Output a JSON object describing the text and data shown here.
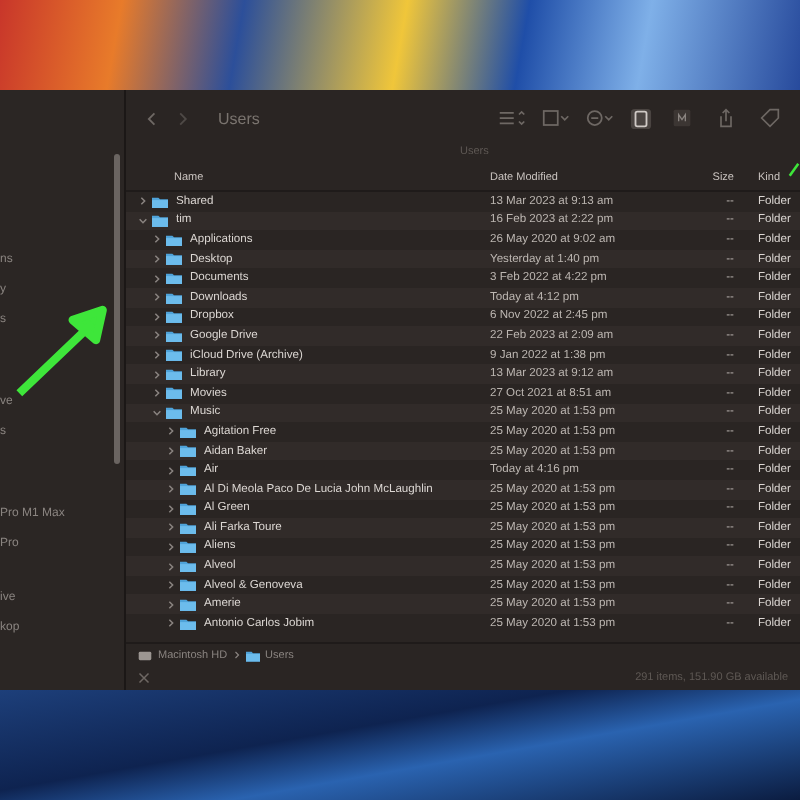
{
  "sidebar": {
    "items": [
      {
        "label": "ns"
      },
      {
        "label": "y"
      },
      {
        "label": "s"
      },
      {
        "label": "ve"
      },
      {
        "label": "s"
      },
      {
        "label": "Pro M1 Max"
      },
      {
        "label": "Pro"
      },
      {
        "label": "ive"
      },
      {
        "label": "kop"
      }
    ]
  },
  "toolbar": {
    "title": "Users",
    "path_label": "Users"
  },
  "table": {
    "columns": [
      "Name",
      "Date Modified",
      "Size",
      "Kind"
    ],
    "rows": [
      {
        "name": "Shared",
        "date": "13 Mar 2023 at 9:13 am",
        "size": "--",
        "kind": "Folder",
        "expanded": false
      },
      {
        "name": "tim",
        "date": "16 Feb 2023 at 2:22 pm",
        "size": "--",
        "kind": "Folder",
        "expanded": true,
        "children": [
          {
            "name": "Applications",
            "date": "26 May 2020 at 9:02 am",
            "size": "--",
            "kind": "Folder",
            "expanded": false
          },
          {
            "name": "Desktop",
            "date": "Yesterday at 1:40 pm",
            "size": "--",
            "kind": "Folder",
            "expanded": false
          },
          {
            "name": "Documents",
            "date": "3 Feb 2022 at 4:22 pm",
            "size": "--",
            "kind": "Folder",
            "expanded": false
          },
          {
            "name": "Downloads",
            "date": "Today at 4:12 pm",
            "size": "--",
            "kind": "Folder",
            "expanded": false
          },
          {
            "name": "Dropbox",
            "date": "6 Nov 2022 at 2:45 pm",
            "size": "--",
            "kind": "Folder",
            "expanded": false
          },
          {
            "name": "Google Drive",
            "date": "22 Feb 2023 at 2:09 am",
            "size": "--",
            "kind": "Folder",
            "expanded": false
          },
          {
            "name": "iCloud Drive (Archive)",
            "date": "9 Jan 2022 at 1:38 pm",
            "size": "--",
            "kind": "Folder",
            "expanded": false
          },
          {
            "name": "Library",
            "date": "13 Mar 2023 at 9:12 am",
            "size": "--",
            "kind": "Folder",
            "expanded": false
          },
          {
            "name": "Movies",
            "date": "27 Oct 2021 at 8:51 am",
            "size": "--",
            "kind": "Folder",
            "expanded": false
          },
          {
            "name": "Music",
            "date": "25 May 2020 at 1:53 pm",
            "size": "--",
            "kind": "Folder",
            "expanded": true,
            "children": [
              {
                "name": "Agitation Free",
                "date": "25 May 2020 at 1:53 pm",
                "size": "--",
                "kind": "Folder",
                "expanded": false
              },
              {
                "name": "Aidan Baker",
                "date": "25 May 2020 at 1:53 pm",
                "size": "--",
                "kind": "Folder",
                "expanded": false
              },
              {
                "name": "Air",
                "date": "Today at 4:16 pm",
                "size": "--",
                "kind": "Folder",
                "expanded": false
              },
              {
                "name": "Al Di Meola Paco De Lucia John McLaughlin",
                "date": "25 May 2020 at 1:53 pm",
                "size": "--",
                "kind": "Folder",
                "expanded": false
              },
              {
                "name": "Al Green",
                "date": "25 May 2020 at 1:53 pm",
                "size": "--",
                "kind": "Folder",
                "expanded": false
              },
              {
                "name": "Ali Farka Toure",
                "date": "25 May 2020 at 1:53 pm",
                "size": "--",
                "kind": "Folder",
                "expanded": false
              },
              {
                "name": "Aliens",
                "date": "25 May 2020 at 1:53 pm",
                "size": "--",
                "kind": "Folder",
                "expanded": false
              },
              {
                "name": "Alveol",
                "date": "25 May 2020 at 1:53 pm",
                "size": "--",
                "kind": "Folder",
                "expanded": false
              },
              {
                "name": "Alveol & Genoveva",
                "date": "25 May 2020 at 1:53 pm",
                "size": "--",
                "kind": "Folder",
                "expanded": false
              },
              {
                "name": "Amerie",
                "date": "25 May 2020 at 1:53 pm",
                "size": "--",
                "kind": "Folder",
                "expanded": false
              },
              {
                "name": "Antonio Carlos Jobim",
                "date": "25 May 2020 at 1:53 pm",
                "size": "--",
                "kind": "Folder",
                "expanded": false
              }
            ]
          }
        ]
      }
    ]
  },
  "path_bar": [
    "Macintosh HD",
    "Users"
  ],
  "status_bar": "291 items, 151.90 GB available"
}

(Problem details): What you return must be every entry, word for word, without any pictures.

(Expected answer):
Output a JSON object describing the text and data shown here.
{
  "sidebar": {
    "items": [
      {
        "label": "ns"
      },
      {
        "label": "y"
      },
      {
        "label": "s"
      },
      {
        "label": "ve"
      },
      {
        "label": "s"
      },
      {
        "label": "Pro M1 Max"
      },
      {
        "label": "Pro"
      },
      {
        "label": "ive"
      },
      {
        "label": "kop"
      }
    ]
  },
  "toolbar": {
    "title": "Users",
    "path_label": "Users"
  },
  "table": {
    "columns": [
      "Name",
      "Date Modified",
      "Size",
      "Kind"
    ],
    "rows": [
      {
        "name": "Shared",
        "date": "13 Mar 2023 at 9:13 am",
        "size": "--",
        "kind": "Folder",
        "expanded": false
      },
      {
        "name": "tim",
        "date": "16 Feb 2023 at 2:22 pm",
        "size": "--",
        "kind": "Folder",
        "expanded": true,
        "children": [
          {
            "name": "Applications",
            "date": "26 May 2020 at 9:02 am",
            "size": "--",
            "kind": "Folder",
            "expanded": false
          },
          {
            "name": "Desktop",
            "date": "Yesterday at 1:40 pm",
            "size": "--",
            "kind": "Folder",
            "expanded": false
          },
          {
            "name": "Documents",
            "date": "3 Feb 2022 at 4:22 pm",
            "size": "--",
            "kind": "Folder",
            "expanded": false
          },
          {
            "name": "Downloads",
            "date": "Today at 4:12 pm",
            "size": "--",
            "kind": "Folder",
            "expanded": false
          },
          {
            "name": "Dropbox",
            "date": "6 Nov 2022 at 2:45 pm",
            "size": "--",
            "kind": "Folder",
            "expanded": false
          },
          {
            "name": "Google Drive",
            "date": "22 Feb 2023 at 2:09 am",
            "size": "--",
            "kind": "Folder",
            "expanded": false
          },
          {
            "name": "iCloud Drive (Archive)",
            "date": "9 Jan 2022 at 1:38 pm",
            "size": "--",
            "kind": "Folder",
            "expanded": false
          },
          {
            "name": "Library",
            "date": "13 Mar 2023 at 9:12 am",
            "size": "--",
            "kind": "Folder",
            "expanded": false
          },
          {
            "name": "Movies",
            "date": "27 Oct 2021 at 8:51 am",
            "size": "--",
            "kind": "Folder",
            "expanded": false
          },
          {
            "name": "Music",
            "date": "25 May 2020 at 1:53 pm",
            "size": "--",
            "kind": "Folder",
            "expanded": true,
            "children": [
              {
                "name": "Agitation Free",
                "date": "25 May 2020 at 1:53 pm",
                "size": "--",
                "kind": "Folder",
                "expanded": false
              },
              {
                "name": "Aidan Baker",
                "date": "25 May 2020 at 1:53 pm",
                "size": "--",
                "kind": "Folder",
                "expanded": false
              },
              {
                "name": "Air",
                "date": "Today at 4:16 pm",
                "size": "--",
                "kind": "Folder",
                "expanded": false
              },
              {
                "name": "Al Di Meola Paco De Lucia John McLaughlin",
                "date": "25 May 2020 at 1:53 pm",
                "size": "--",
                "kind": "Folder",
                "expanded": false
              },
              {
                "name": "Al Green",
                "date": "25 May 2020 at 1:53 pm",
                "size": "--",
                "kind": "Folder",
                "expanded": false
              },
              {
                "name": "Ali Farka Toure",
                "date": "25 May 2020 at 1:53 pm",
                "size": "--",
                "kind": "Folder",
                "expanded": false
              },
              {
                "name": "Aliens",
                "date": "25 May 2020 at 1:53 pm",
                "size": "--",
                "kind": "Folder",
                "expanded": false
              },
              {
                "name": "Alveol",
                "date": "25 May 2020 at 1:53 pm",
                "size": "--",
                "kind": "Folder",
                "expanded": false
              },
              {
                "name": "Alveol & Genoveva",
                "date": "25 May 2020 at 1:53 pm",
                "size": "--",
                "kind": "Folder",
                "expanded": false
              },
              {
                "name": "Amerie",
                "date": "25 May 2020 at 1:53 pm",
                "size": "--",
                "kind": "Folder",
                "expanded": false
              },
              {
                "name": "Antonio Carlos Jobim",
                "date": "25 May 2020 at 1:53 pm",
                "size": "--",
                "kind": "Folder",
                "expanded": false
              }
            ]
          }
        ]
      }
    ]
  },
  "path_bar": [
    "Macintosh HD",
    "Users"
  ],
  "status_bar": "291 items, 151.90 GB available"
}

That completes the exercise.